The International Probiotics Association (IPA) has hailed the announcement that FDA is revisiting its controversial new dietary ingredient (NDI) draft guidance, but has warned that more work is required.
Last week, FDA bosses said that industry concerns would lead to a revision of the initial NDI draft guidance.
The news was communicated following a meeting yesterday between the offices of Senators Orrin Hatch (R-Utah) and Tom Harkin (D-Iowa) and FDA commissioner Margaret Hamburg, deputy commissioner Michael Taylor and assistant commissioner Jeanne Ireland.
In a note sent to trade associations after the meeting, FDA supplements division chief Dr Dan Fabricant said: "We are planning on promulgating a revised draft NDI guidance to address points that may need further clarity to avoid misinterpretation, and possibly being taken out of statutory context.
"Please assure your members that the comments received in December are still being administratively reviewed and vetted accordingly."
In a statement, IPA said it was “delighted” that FDA is taking a second look at the controversial document, with the association’s director general, Ioannis Misopoulos, saying: “This is a huge move forward for the supplement industry, yet there’s still a lot of work to be done.”
The association said that the first version of the draft guidance “went far beyond its intent as it imposed burdens all the way through the probiotic supply chain running from the original manufacturer to the company marketing the finished product”.
IPA said it is looking forward to continuing its work with the FDA to further develop the proper guidance necessary to deliver safe and effective supplements to consumers.

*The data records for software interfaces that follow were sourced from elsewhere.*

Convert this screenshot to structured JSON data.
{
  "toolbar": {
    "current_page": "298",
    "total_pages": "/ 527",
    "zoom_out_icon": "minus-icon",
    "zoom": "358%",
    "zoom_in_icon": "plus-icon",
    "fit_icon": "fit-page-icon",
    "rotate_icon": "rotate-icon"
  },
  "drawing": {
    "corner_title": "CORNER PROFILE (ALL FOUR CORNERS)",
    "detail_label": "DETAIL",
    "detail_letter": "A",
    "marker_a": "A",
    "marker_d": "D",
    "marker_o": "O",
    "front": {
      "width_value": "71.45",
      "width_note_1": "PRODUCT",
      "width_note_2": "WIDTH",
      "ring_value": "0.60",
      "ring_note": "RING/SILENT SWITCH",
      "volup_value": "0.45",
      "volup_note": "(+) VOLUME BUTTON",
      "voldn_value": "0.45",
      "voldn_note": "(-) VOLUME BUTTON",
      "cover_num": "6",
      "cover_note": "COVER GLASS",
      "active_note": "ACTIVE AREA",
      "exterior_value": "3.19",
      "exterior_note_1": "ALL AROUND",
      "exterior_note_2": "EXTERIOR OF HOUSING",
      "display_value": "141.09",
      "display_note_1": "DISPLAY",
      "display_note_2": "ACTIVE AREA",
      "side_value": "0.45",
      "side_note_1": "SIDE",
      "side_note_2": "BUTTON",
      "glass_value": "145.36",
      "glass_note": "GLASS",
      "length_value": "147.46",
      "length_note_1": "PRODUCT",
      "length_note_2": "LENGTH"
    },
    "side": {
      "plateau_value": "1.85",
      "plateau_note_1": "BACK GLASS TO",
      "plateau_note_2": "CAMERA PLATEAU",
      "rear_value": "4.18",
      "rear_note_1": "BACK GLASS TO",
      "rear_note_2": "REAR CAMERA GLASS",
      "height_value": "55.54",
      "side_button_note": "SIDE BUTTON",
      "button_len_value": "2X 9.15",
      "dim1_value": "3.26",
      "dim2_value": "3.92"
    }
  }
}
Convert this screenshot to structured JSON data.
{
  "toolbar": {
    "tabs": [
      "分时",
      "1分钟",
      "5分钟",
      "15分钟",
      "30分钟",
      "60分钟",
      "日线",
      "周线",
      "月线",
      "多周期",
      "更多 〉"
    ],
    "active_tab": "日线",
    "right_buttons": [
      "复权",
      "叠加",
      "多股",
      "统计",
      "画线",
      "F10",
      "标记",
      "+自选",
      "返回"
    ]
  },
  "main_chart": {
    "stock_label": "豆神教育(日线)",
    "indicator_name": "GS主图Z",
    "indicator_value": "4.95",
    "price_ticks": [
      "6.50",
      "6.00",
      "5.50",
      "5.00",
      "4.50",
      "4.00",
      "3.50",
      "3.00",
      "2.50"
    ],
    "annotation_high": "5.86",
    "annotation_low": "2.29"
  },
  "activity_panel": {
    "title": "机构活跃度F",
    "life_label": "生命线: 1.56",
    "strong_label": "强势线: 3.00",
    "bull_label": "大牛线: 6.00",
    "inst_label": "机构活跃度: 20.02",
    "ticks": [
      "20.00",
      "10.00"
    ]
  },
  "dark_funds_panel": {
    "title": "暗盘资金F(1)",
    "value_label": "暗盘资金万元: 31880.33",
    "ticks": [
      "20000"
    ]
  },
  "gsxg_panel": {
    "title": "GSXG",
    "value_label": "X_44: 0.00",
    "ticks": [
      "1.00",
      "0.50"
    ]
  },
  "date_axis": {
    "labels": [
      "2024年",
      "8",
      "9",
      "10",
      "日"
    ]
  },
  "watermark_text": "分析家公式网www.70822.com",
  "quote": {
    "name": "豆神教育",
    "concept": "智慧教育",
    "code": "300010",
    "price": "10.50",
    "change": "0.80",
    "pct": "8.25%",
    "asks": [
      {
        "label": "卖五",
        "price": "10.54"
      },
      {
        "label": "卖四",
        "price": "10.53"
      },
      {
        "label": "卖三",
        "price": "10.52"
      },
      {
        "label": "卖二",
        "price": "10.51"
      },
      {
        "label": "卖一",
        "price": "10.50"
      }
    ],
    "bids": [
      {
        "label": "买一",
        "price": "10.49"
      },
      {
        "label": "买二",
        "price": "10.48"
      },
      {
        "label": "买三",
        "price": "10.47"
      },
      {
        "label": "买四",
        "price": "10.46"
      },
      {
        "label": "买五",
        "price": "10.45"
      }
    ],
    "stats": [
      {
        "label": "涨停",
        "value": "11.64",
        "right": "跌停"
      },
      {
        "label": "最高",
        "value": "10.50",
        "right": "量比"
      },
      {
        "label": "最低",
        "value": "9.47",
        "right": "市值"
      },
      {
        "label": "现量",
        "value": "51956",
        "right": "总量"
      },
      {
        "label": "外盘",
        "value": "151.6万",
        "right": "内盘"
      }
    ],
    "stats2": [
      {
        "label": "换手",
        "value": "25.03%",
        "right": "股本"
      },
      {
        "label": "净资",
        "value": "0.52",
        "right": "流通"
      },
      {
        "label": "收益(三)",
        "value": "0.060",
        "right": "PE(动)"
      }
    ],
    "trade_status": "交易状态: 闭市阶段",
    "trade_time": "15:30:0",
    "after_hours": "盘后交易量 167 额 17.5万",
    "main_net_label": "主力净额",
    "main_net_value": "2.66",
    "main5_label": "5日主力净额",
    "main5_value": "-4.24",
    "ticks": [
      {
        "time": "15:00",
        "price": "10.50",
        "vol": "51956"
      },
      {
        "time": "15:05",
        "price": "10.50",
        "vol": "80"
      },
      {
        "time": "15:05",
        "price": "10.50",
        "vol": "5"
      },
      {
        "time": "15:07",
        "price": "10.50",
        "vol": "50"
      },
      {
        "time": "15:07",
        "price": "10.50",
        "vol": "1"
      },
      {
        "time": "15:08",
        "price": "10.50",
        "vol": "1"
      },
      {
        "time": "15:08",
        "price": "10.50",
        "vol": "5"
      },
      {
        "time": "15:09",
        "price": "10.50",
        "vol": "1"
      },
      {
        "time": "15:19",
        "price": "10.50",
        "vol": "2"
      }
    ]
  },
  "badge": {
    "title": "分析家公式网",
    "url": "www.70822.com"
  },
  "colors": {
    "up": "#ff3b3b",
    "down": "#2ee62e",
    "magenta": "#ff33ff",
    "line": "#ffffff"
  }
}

Misopoulos also hailed the “successful efforts of industry leaders, in particular Jarrow Formulas for their diligent work and guidance.”